Opener, Dichotomy has this soaring and dancing upbeat tempo. Featuring Concerto-like piano introduction along with a laid-back groove evolves into bits of a symphonic movement. Coming out with Fender Rhodes and Moog-like fusion-like exercise, thumping bass, and guitars doing a stop-and-go by going through the clouds into unbelievable worlds that the listener goes into different dimensions.

As catchy as their third track, Infinitesimal Sky, they dive into the deeper waters of Genesis’ Selling England By The Pound-era. With heavy power chord and Hackett-like guitar lines, Charlie just goes at it by going through hard and prog combining into one as Moorea sings it out while Flores creates some synth-like work capturing the essence of Tony Banks.

The haunting militant yet marching beauty on Ist Or An Ism is very wacky and fun before it becomes a calming yet relaxing before getting back into the heavy mode for the ending while Morning Person and the title track is back into the difficult time changes resembling the sounds of Roxy Music’s 2HB and Frank Zappa’s The Dog Breath Variations. New World Chaos carries the marching sounds on the fifth composition, but it has this dreamy yet adventurous soaring story featuring crazy guitar work and the double-tracking vocalizations of Moorea as she takes your hand into this amazing fairy-tale surroundings.
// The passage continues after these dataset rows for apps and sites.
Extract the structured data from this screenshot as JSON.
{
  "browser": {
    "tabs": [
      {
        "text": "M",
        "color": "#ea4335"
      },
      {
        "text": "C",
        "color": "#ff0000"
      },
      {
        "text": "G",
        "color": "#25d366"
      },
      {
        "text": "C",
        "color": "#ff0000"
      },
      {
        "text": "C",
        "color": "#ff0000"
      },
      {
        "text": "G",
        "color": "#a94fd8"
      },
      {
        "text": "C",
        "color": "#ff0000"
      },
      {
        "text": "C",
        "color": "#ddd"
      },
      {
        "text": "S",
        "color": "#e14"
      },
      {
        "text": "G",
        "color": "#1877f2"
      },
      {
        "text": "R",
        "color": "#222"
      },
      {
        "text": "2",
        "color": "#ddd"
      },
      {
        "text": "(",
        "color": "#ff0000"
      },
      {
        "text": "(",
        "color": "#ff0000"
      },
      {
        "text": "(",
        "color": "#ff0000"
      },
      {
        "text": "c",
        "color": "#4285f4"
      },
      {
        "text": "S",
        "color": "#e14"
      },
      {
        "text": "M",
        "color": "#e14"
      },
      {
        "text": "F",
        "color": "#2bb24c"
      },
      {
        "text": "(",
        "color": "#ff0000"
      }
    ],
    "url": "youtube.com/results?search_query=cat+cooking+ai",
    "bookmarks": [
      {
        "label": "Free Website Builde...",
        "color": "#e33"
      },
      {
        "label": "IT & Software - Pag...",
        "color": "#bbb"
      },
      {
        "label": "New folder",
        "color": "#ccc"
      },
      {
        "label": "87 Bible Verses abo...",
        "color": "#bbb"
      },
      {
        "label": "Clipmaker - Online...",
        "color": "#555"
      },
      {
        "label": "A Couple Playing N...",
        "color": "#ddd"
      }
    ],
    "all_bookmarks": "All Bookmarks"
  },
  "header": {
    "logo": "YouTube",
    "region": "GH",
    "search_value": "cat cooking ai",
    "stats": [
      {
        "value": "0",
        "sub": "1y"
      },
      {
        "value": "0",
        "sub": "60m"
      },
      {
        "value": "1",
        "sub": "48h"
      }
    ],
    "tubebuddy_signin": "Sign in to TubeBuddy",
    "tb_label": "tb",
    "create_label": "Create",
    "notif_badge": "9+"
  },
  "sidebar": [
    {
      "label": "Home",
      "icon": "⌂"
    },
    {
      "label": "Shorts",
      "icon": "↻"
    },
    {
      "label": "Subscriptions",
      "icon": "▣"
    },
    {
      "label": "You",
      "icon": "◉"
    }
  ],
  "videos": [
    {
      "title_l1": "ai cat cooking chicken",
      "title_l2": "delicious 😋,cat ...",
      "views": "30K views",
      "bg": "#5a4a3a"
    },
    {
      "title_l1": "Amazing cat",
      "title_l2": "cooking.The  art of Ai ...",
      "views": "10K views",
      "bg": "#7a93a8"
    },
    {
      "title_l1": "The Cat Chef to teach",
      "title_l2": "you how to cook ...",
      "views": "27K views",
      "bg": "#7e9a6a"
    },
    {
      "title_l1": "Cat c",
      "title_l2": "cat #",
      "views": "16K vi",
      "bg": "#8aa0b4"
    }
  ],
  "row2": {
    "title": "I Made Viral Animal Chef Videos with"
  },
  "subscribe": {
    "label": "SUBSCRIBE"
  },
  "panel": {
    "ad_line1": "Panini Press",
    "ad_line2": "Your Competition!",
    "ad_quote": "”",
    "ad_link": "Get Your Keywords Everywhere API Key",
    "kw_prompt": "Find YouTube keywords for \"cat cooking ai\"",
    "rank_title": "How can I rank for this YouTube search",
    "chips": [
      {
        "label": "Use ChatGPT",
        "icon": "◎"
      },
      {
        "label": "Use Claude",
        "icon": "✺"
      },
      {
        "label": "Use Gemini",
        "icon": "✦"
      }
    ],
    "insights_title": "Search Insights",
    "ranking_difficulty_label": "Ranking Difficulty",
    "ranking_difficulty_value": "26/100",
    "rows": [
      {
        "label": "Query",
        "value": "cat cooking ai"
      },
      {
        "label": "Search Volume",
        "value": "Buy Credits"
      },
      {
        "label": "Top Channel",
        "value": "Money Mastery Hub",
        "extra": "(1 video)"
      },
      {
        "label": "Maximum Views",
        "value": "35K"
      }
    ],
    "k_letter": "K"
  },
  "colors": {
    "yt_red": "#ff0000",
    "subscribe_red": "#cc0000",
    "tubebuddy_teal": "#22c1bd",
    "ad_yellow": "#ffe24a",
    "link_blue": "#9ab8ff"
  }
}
The haunting Screed, possesses of taking a magic carpet ride off into the clouds and encountering thunderstorms before going into a day-like mode. There’s a lot of dramatic structures that is very much like a mini rock opera with pounding piano chords, dazzling drum work, and emotional structures between the vocals and guitar lines while the lyrics deals with a person struggling to breakthrough his past by suffering from PTSD (Post-Traumatic Stress Disorder) and getting away to find out who they really are by moving forward into the future.

The soothing Never Home is a love-letter to New York City that has some cool Rhodes-like work and Piano surroundings as Lebofsky challenges Thelonious Monk and Herbie Hancock. Closer, Friction captivates the climatic climax as it kicks into full gear with soaring turned gentle into a fast-driven complex. As the lyrics, “Flawed with contradiction/Pass along the friction/Villains are Altrustic/Heroes Narcisstic.” You can tell that Moorea was almost challenging the mind of Peter Hammill with a view on how the heroes and villains are what you think from the TV, News, and Comics.

I have listened to From These Small Seeds about 13 times and I just couldn’t get enough of this fine album. I can’t wait to see what MoeTar will have tricks up their sleeves for the follow-up and the group is one of the most daring bands I’ve listened to. So if you admire the bands and artists like; Gentle Giant, 10cc, Supertramp, Genesis, Yugen, Hamster Theatre, Frank Zappa, and Thinking Plague, this is one of the them.